Rex had explained that: When he tried to divulge further secrets after our meeting he’d almost died. He couldn’t do it anymore--the Heart Vault, his Harrowing, had seen to that. But he’d discovered he could tell me. Maybe because he’d tried it the first time in private, writing his diary to others--but in his head writing it to me. He could do his work but to truly Unwind the Pyramid he needed an interpreter.
To tell people forbidden things, he needed help. That’s why he’d gone across the country to collect me. That’s why I was here in the middle of all of this.
The Hierophant paused.
“You are here by chance--by the culmination of many, many random events--but also,” he said, “I think, by design.”
I looked out at Rex too, looking relaxed and cool as ever. “Whose design?”
“Whoever set the universe in motion,” shrugged the Psychopomp. “To a degree we are all just billiards balls reflecting off each other and the unseen walls of the table. I--” he cleared his throat, “Am a billiard ball who can look slightly up, see the barest tip of the cue, and provide a minute, almost unnoticeable spin of my own.”
I swallowed. “Is that what you’re doing now?”
He smiled and his teeth gleamed in the darkness. “Perhaps. Perhaps it is just an illusion I am succombing to. Yes: As we come close, we intersect. I cannot exactly impart much to you--really only that you already have--but I can nudge. If you are so inclined, you can accept that nudge--and perhaps we will both profit.”
I wasn’t sure I wanted to be ‘nudged’ by this man--but I nodded. “I’ll listen to anything,” I told him.
“Listening can be more dangerous than you think,” he said. “But here it is--you have already seen one of Them nearly fall. You know where a subliminal--” he said it Sub-Liminal--”weakness in their defenses lies. You know what the last thing is that truly hurt any of them. It won’t stop a whole one--but it may delay him a moment. Cause a very temporary lapse in judgment. It may create a window for advantage.”
I admit I was pretty lost. It was months since I had seen Rex collapse on the steps of the Puppet Theater--and then it came back to me.
“The girl. They are all trained classically in Latin from a young age and while they sometimes bear girl children there is a name they never use. Do you remember what he called her?”
I remembered it. I opened my mouth and he shook his head. “Do not speak it here--save it for when you’ll want it. When you are in danger. Speak from the gut--” he poked his own largish stomach. “Project it--you may do it once and you won’t get another chance. Get their attention.” He spoke words with syllables I wouldn’t know how to write.
“That is a preparatory phrase. It is in mankind’s first tongue generated on the Western coast of Africa when humans began to speak beyond the word ‘huh.’” He smiled. “It will capture his fascination. When you speak her name, he will falter.”
“When … will I know?” I remembered the name She-Who-Must-Be-Loved: Amanda.
“I don’t know exactly.” He looked hard at Rex. So did I. “Eventually--well, soon--one of Them will be close and murderous. You’ll have to use your judgment.”

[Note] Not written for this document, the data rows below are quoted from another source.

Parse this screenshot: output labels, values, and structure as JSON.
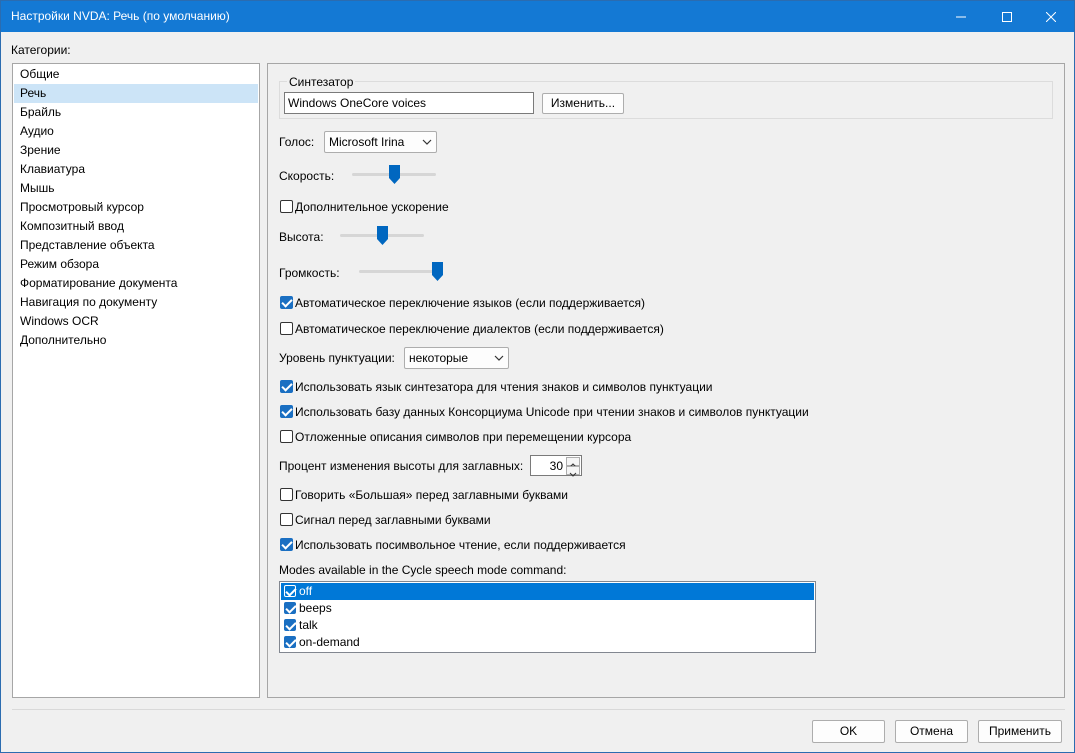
{
  "window": {
    "title": "Настройки NVDA: Речь (по умолчанию)",
    "minimize_icon": "minimize-icon",
    "maximize_icon": "maximize-icon",
    "close_icon": "close-icon"
  },
  "categories": {
    "label": "Категории:",
    "items": [
      {
        "label": "Общие",
        "selected": false
      },
      {
        "label": "Речь",
        "selected": true
      },
      {
        "label": "Брайль",
        "selected": false
      },
      {
        "label": "Аудио",
        "selected": false
      },
      {
        "label": "Зрение",
        "selected": false
      },
      {
        "label": "Клавиатура",
        "selected": false
      },
      {
        "label": "Мышь",
        "selected": false
      },
      {
        "label": "Просмотровый курсор",
        "selected": false
      },
      {
        "label": "Композитный ввод",
        "selected": false
      },
      {
        "label": "Представление объекта",
        "selected": false
      },
      {
        "label": "Режим обзора",
        "selected": false
      },
      {
        "label": "Форматирование документа",
        "selected": false
      },
      {
        "label": "Навигация по документу",
        "selected": false
      },
      {
        "label": "Windows OCR",
        "selected": false
      },
      {
        "label": "Дополнительно",
        "selected": false
      }
    ]
  },
  "synth": {
    "group_label": "Синтезатор",
    "value": "Windows OneCore voices",
    "change_button": "Изменить..."
  },
  "voice": {
    "label": "Голос:",
    "value": "Microsoft Irina"
  },
  "rate": {
    "label": "Скорость:",
    "level": 0.5
  },
  "rate_boost": {
    "label": "Дополнительное ускорение",
    "checked": false
  },
  "pitch": {
    "label": "Высота:",
    "level": 0.5
  },
  "volume": {
    "label": "Громкость:",
    "level": 1.0
  },
  "options_top": [
    {
      "label": "Автоматическое переключение языков (если поддерживается)",
      "checked": true
    },
    {
      "label": "Автоматическое переключение диалектов (если поддерживается)",
      "checked": false
    }
  ],
  "punctuation": {
    "label": "Уровень пунктуации:",
    "value": "некоторые"
  },
  "options_mid": [
    {
      "label": "Использовать язык синтезатора для чтения знаков и символов пунктуации",
      "checked": true
    },
    {
      "label": "Использовать базу данных Консорциума Unicode при чтении знаков и символов пунктуации",
      "checked": true
    },
    {
      "label": "Отложенные описания символов при перемещении курсора",
      "checked": false
    }
  ],
  "cap_pitch": {
    "label": "Процент изменения высоты для заглавных:",
    "value": "30"
  },
  "options_bottom": [
    {
      "label": "Говорить «Большая» перед заглавными буквами",
      "checked": false
    },
    {
      "label": "Сигнал перед заглавными буквами",
      "checked": false
    },
    {
      "label": "Использовать посимвольное чтение, если поддерживается",
      "checked": true
    }
  ],
  "modes": {
    "label": "Modes available in the Cycle speech mode command:",
    "items": [
      {
        "label": "off",
        "checked": true,
        "selected": true
      },
      {
        "label": "beeps",
        "checked": true,
        "selected": false
      },
      {
        "label": "talk",
        "checked": true,
        "selected": false
      },
      {
        "label": "on-demand",
        "checked": true,
        "selected": false
      }
    ]
  },
  "buttons": {
    "ok": "OK",
    "cancel": "Отмена",
    "apply": "Применить"
  },
  "colors": {
    "titlebar": "#1479d4",
    "accent": "#1a6fc2",
    "selection": "#cce4f7"
  }
}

I sat back into the seat and exhaled slowly.
“Can you see the future?” I asked him.
“No,” he said. “Not in the way you think you mean it. Yes, though, in the way it really works.”
“Do I survive this?”
He smiled broader: “Nothing I could say would reassure you. But nothing I could say would leave you hopeless. Be as strong and true as you can Theodore. We will likely never meet again.”
Without any obvious signal, the woman opened the SUV door.
“He will assume you have been hypnotized and interrogated,” said the man. “For all you know you have been--but reveal nothing of this to him. Let him guess you do not remember the specifics of our meeting. He knows we watch. He will not imagine we would insert ourselves into events.”
I nodded. I caught a glint of light from his ring and I felt slightly dizzy then. Slightly dazed--like waking up. Blinking rapidly, I had returned to our vehicle.